> About this task:
Only the number is wanted: state how many lines of the data below contain the word "Generate".

> Data for this task:
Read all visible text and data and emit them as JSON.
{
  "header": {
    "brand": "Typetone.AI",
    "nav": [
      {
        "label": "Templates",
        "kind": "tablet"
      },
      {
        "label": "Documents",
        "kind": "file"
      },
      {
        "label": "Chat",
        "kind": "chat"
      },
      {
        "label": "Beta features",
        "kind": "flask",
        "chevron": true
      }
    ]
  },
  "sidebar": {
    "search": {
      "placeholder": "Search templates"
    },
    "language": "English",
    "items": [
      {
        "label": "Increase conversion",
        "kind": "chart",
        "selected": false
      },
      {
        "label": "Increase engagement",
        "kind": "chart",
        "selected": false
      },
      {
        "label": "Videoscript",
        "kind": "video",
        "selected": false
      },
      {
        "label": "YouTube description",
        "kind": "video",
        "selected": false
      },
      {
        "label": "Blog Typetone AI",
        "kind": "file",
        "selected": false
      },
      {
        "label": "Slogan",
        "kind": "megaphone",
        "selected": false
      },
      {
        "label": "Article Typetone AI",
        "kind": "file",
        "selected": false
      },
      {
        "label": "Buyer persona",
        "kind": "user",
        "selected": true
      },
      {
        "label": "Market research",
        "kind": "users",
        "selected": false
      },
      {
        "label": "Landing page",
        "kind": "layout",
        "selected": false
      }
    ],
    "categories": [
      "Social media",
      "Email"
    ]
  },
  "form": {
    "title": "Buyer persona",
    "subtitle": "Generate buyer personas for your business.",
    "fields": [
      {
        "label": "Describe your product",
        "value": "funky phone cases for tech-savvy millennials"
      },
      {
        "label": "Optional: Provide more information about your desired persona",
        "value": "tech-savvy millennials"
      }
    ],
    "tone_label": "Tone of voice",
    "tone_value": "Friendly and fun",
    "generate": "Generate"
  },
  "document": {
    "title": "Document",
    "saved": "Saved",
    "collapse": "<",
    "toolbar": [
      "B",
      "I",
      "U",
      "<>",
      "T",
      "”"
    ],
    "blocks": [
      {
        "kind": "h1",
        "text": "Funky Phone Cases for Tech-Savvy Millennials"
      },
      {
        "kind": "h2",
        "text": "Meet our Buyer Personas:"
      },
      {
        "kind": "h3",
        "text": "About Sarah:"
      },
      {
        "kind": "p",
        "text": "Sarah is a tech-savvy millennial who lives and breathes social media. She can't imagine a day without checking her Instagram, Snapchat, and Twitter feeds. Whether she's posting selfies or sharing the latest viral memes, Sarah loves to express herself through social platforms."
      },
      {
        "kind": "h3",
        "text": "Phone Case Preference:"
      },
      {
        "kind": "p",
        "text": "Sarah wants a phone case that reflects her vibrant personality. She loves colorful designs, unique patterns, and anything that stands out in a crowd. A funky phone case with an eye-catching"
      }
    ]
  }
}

> Exercise output:
2